EXERCISE GOAL =>
Show every line of the data that includes the word "Groupes".

*** Opening DATA FOR THE TASK ***

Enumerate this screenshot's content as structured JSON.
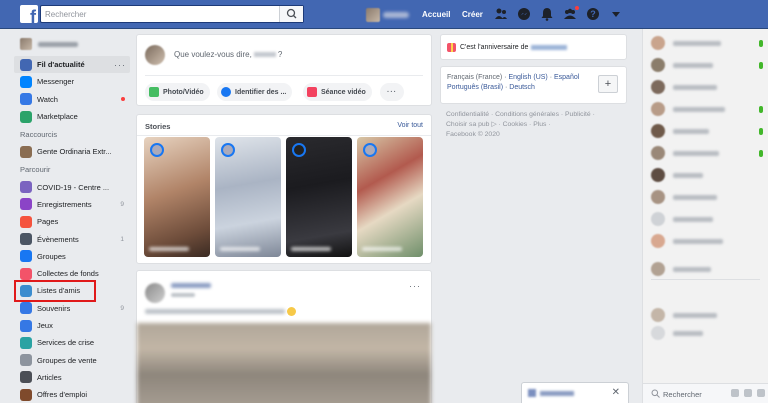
{
  "topbar": {
    "search_placeholder": "Rechercher",
    "home_label": "Accueil",
    "create_label": "Créer"
  },
  "sidebar": {
    "items": [
      {
        "label": "Fil d'actualité",
        "icon": "news-feed-icon",
        "color": "#4267b2"
      },
      {
        "label": "Messenger",
        "icon": "messenger-icon",
        "color": "#0084ff"
      },
      {
        "label": "Watch",
        "icon": "watch-icon",
        "color": "#3578e5"
      },
      {
        "label": "Marketplace",
        "icon": "marketplace-icon",
        "color": "#2ba36a"
      }
    ],
    "shortcuts_heading": "Raccourcis",
    "shortcuts": [
      {
        "label": "Gente Ordinaria Extr...",
        "icon": "group-avatar-icon",
        "color": "#8a6d52"
      }
    ],
    "explore_heading": "Parcourir",
    "explore": [
      {
        "label": "COVID-19 - Centre ...",
        "icon": "covid-shield-icon",
        "color": "#7b64c0",
        "count": ""
      },
      {
        "label": "Enregistrements",
        "icon": "bookmark-icon",
        "color": "#8b44c7",
        "count": "9"
      },
      {
        "label": "Pages",
        "icon": "flag-icon",
        "color": "#f5533d",
        "count": ""
      },
      {
        "label": "Évènements",
        "icon": "calendar-icon",
        "color": "#4b5563",
        "count": "1"
      },
      {
        "label": "Groupes",
        "icon": "groups-icon",
        "color": "#1877f2",
        "count": ""
      },
      {
        "label": "Collectes de fonds",
        "icon": "heart-fundraiser-icon",
        "color": "#f35369",
        "count": ""
      },
      {
        "label": "Listes d'amis",
        "icon": "friend-lists-icon",
        "color": "#3b8dcf",
        "count": ""
      },
      {
        "label": "Souvenirs",
        "icon": "memories-icon",
        "color": "#3578e5",
        "count": "9"
      },
      {
        "label": "Jeux",
        "icon": "games-icon",
        "color": "#3578e5",
        "count": ""
      },
      {
        "label": "Services de crise",
        "icon": "crisis-response-icon",
        "color": "#2aa3a3",
        "count": ""
      },
      {
        "label": "Groupes de vente",
        "icon": "sale-groups-icon",
        "color": "#8d949e",
        "count": ""
      },
      {
        "label": "Articles",
        "icon": "articles-icon",
        "color": "#4b4f56",
        "count": ""
      },
      {
        "label": "Offres d'emploi",
        "icon": "jobs-icon",
        "color": "#7f4a2c",
        "count": ""
      }
    ]
  },
  "composer": {
    "prompt_start": "Que voulez-vous dire,",
    "prompt_end": "?",
    "actions": [
      {
        "label": "Photo/Vidéo",
        "icon": "photo-icon",
        "color": "#45bd62"
      },
      {
        "label": "Identifier des ...",
        "icon": "tag-friends-icon",
        "color": "#1877f2"
      },
      {
        "label": "Séance vidéo",
        "icon": "video-room-icon",
        "color": "#f3425f"
      }
    ]
  },
  "stories": {
    "heading": "Stories",
    "see_all": "Voir tout"
  },
  "right": {
    "birthday_text": "C'est l'anniversaire de",
    "lang_line1_a": "Français (France)",
    "lang_sep": " · ",
    "lang_line1_b": "English (US)",
    "lang_line1_c": "Español",
    "lang_line2_a": "Português (Brasil)",
    "lang_line2_b": "Deutsch",
    "footer_line1": "Confidentialité · Conditions générales · Publicité ·",
    "footer_line2": "Choisir sa pub ▷ · Cookies · Plus ·",
    "footer_line3": "Facebook © 2020"
  },
  "chat": {
    "search_label": "Rechercher"
  },
  "colors": {
    "brand": "#4267b2",
    "highlight": "#e0191a",
    "online": "#42b72a"
  }
}
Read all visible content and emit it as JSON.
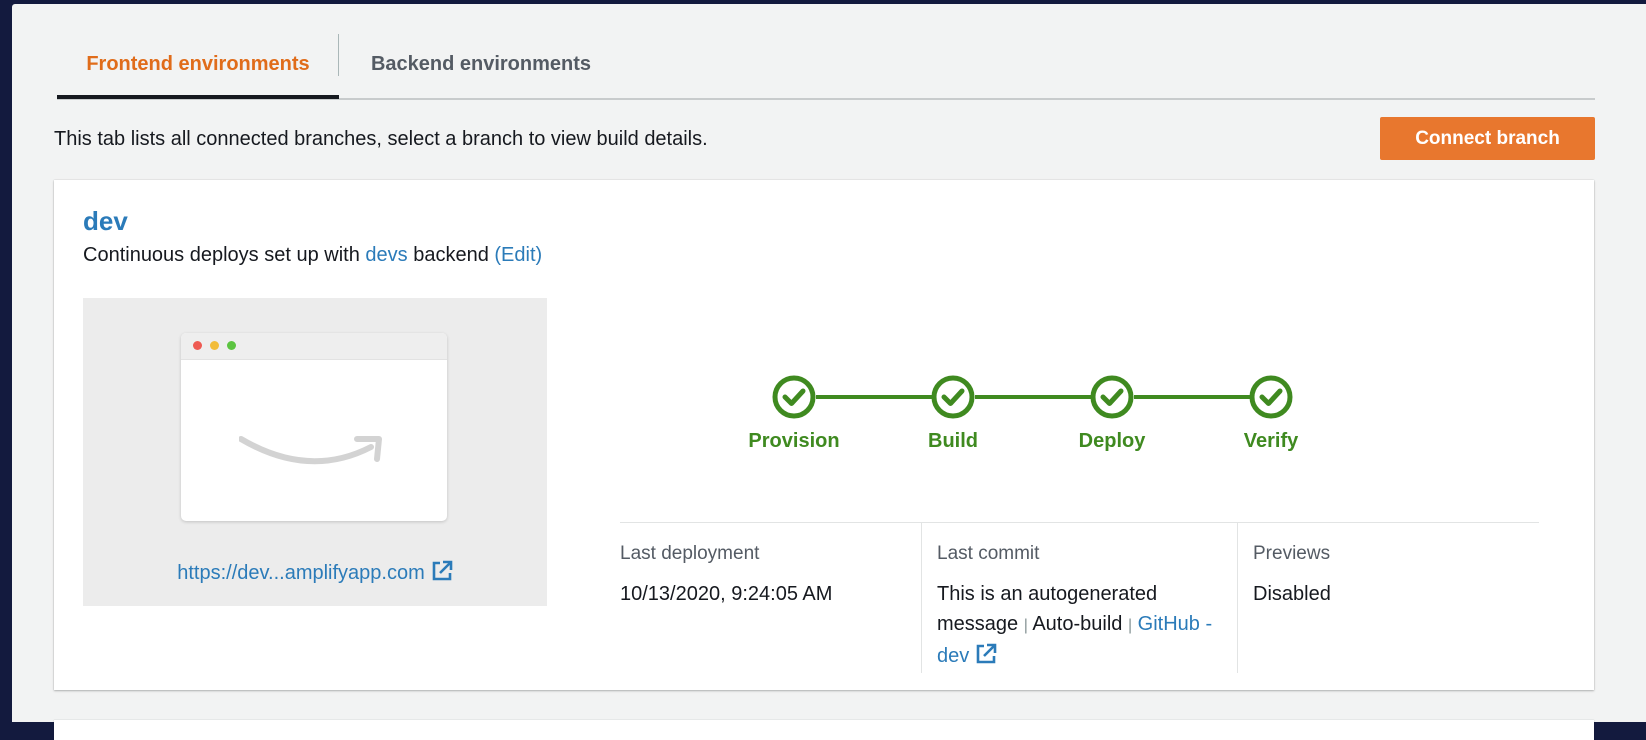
{
  "tabs": [
    {
      "label": "Frontend environments",
      "active": true
    },
    {
      "label": "Backend environments",
      "active": false
    }
  ],
  "description": "This tab lists all connected branches, select a branch to view build details.",
  "connect_button": "Connect branch",
  "branch": {
    "name": "dev",
    "subtitle_prefix": "Continuous deploys set up with ",
    "backend_link": "devs",
    "subtitle_mid": " backend ",
    "edit_link": "(Edit)",
    "preview_url": "https://dev...amplifyapp.com"
  },
  "pipeline": {
    "steps": [
      "Provision",
      "Build",
      "Deploy",
      "Verify"
    ]
  },
  "info": {
    "last_deployment": {
      "label": "Last deployment",
      "value": "10/13/2020, 9:24:05 AM"
    },
    "last_commit": {
      "label": "Last commit",
      "message": "This is an autogenerated message",
      "separator": "|",
      "trigger": "Auto-build",
      "repo_link": "GitHub - dev"
    },
    "previews": {
      "label": "Previews",
      "value": "Disabled"
    }
  },
  "colors": {
    "accent_orange": "#e8772e",
    "tab_active": "#e06c1a",
    "link_blue": "#2b7bb9",
    "success_green": "#3f8a20",
    "background_navy": "#131a3e"
  }
}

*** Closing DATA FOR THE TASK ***

YOUR RESPONSE =>
        "label": "Groupes",
        "label": "Groupes de vente",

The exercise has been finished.